[Interface dataset entries]
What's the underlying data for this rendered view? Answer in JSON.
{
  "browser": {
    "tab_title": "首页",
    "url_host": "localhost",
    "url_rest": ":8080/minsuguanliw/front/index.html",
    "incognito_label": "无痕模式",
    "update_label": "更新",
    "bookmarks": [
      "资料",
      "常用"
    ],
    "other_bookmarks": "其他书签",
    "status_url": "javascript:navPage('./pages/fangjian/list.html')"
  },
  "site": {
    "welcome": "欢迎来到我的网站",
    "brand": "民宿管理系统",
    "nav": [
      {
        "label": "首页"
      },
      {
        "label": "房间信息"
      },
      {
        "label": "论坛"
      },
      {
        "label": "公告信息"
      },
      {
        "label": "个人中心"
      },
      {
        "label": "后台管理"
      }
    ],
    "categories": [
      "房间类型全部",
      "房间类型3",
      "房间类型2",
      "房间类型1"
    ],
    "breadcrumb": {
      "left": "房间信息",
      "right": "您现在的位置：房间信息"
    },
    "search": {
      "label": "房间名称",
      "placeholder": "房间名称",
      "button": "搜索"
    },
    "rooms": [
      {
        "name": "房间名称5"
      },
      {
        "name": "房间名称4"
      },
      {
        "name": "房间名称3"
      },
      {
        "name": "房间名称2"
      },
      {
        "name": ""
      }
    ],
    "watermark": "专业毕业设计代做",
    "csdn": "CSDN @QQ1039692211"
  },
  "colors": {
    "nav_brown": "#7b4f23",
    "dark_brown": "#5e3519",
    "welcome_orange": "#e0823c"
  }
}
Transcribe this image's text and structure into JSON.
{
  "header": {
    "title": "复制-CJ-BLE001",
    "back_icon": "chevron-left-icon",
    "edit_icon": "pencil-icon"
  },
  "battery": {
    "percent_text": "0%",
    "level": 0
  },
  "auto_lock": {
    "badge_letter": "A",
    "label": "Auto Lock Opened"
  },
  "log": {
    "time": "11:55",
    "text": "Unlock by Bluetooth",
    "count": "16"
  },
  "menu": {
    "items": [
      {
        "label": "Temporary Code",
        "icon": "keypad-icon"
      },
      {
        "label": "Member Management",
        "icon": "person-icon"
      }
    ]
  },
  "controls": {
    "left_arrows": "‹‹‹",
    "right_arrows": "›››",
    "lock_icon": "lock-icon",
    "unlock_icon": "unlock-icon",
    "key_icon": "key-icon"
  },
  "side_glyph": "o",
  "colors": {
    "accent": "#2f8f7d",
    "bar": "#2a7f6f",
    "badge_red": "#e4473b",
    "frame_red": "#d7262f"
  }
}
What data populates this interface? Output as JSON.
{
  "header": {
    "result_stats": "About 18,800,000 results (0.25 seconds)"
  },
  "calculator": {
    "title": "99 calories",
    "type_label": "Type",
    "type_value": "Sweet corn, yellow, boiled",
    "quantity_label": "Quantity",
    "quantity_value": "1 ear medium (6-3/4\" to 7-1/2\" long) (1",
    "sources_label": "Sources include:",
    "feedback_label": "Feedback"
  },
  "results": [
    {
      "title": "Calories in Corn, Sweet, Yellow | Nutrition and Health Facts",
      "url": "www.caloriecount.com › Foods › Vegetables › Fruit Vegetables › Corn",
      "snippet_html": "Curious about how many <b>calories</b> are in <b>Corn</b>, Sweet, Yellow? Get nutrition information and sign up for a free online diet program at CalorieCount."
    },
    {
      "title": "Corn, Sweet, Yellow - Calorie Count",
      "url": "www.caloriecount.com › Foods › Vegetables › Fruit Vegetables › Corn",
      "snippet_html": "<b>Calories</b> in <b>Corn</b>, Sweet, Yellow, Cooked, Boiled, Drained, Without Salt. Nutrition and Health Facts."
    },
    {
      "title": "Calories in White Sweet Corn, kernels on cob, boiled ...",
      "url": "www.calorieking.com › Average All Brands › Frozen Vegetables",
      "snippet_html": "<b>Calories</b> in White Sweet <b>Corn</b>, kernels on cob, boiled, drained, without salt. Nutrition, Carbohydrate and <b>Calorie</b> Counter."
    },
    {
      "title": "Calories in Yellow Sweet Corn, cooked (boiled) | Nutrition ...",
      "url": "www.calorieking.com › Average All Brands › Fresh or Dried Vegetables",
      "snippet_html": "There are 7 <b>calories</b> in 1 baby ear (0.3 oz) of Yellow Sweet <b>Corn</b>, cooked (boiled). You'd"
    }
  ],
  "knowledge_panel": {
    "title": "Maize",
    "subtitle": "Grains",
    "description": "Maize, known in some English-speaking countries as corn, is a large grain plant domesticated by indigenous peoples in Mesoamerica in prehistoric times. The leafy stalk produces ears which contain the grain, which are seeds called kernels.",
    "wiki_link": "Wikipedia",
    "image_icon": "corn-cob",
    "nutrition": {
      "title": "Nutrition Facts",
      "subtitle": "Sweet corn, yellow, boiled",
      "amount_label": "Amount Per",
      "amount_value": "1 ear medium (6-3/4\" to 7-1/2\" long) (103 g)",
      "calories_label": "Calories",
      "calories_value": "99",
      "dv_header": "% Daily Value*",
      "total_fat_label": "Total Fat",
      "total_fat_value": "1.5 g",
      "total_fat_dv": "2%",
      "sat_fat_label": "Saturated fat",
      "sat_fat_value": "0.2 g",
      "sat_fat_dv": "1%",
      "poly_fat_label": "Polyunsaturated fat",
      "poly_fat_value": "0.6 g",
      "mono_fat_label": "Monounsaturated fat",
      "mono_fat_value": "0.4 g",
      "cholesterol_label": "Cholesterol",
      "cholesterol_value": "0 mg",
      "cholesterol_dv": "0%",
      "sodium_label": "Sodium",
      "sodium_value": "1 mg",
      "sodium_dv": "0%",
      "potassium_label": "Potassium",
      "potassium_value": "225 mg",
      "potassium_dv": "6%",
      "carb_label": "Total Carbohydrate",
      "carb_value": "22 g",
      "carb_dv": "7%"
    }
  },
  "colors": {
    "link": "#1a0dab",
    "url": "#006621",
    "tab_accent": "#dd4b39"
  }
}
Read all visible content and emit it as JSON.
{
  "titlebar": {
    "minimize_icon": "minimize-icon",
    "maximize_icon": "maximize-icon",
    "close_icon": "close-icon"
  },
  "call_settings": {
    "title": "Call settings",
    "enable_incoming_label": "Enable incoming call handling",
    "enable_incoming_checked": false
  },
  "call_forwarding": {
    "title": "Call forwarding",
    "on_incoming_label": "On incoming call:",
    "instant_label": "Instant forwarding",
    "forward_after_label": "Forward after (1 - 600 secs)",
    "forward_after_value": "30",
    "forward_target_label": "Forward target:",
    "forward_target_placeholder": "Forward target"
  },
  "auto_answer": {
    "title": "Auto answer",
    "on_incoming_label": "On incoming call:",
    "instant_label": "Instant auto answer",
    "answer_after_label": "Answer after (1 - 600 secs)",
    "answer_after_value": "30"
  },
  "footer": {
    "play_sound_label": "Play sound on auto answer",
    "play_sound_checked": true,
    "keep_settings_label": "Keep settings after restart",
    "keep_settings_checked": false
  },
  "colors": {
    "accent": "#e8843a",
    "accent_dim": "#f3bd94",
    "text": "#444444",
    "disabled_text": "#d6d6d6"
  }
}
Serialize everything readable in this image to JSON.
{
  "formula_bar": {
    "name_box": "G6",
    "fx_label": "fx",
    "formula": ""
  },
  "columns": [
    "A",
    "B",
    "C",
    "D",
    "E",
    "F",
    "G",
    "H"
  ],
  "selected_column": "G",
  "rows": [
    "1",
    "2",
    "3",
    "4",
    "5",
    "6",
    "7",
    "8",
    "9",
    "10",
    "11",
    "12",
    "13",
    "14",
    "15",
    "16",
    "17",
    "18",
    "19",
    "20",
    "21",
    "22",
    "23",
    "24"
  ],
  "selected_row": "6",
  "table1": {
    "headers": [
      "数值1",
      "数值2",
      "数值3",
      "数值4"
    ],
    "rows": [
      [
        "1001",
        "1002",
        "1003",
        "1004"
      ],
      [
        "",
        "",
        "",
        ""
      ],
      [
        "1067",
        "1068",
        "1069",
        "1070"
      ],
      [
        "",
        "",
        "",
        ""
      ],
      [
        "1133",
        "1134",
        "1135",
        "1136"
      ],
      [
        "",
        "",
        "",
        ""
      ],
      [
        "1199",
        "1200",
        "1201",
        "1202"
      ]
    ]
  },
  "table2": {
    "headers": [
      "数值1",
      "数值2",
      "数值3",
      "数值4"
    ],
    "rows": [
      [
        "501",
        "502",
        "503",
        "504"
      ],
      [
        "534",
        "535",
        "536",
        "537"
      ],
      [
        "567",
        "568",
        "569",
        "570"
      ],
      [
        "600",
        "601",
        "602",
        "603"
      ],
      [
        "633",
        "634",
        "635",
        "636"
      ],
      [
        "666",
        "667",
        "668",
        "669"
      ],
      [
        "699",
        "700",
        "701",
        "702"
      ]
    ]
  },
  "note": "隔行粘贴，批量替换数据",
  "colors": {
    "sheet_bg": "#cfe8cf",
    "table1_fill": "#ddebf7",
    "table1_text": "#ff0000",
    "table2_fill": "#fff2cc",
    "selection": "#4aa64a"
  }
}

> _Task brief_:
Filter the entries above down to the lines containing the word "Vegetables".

> _Result of the exercise_:
      "url": "www.caloriecount.com › Foods › Vegetables › Fruit Vegetables › Corn",
      "url": "www.caloriecount.com › Foods › Vegetables › Fruit Vegetables › Corn",
      "url": "www.calorieking.com › Average All Brands › Frozen Vegetables",
      "url": "www.calorieking.com › Average All Brands › Fresh or Dried Vegetables",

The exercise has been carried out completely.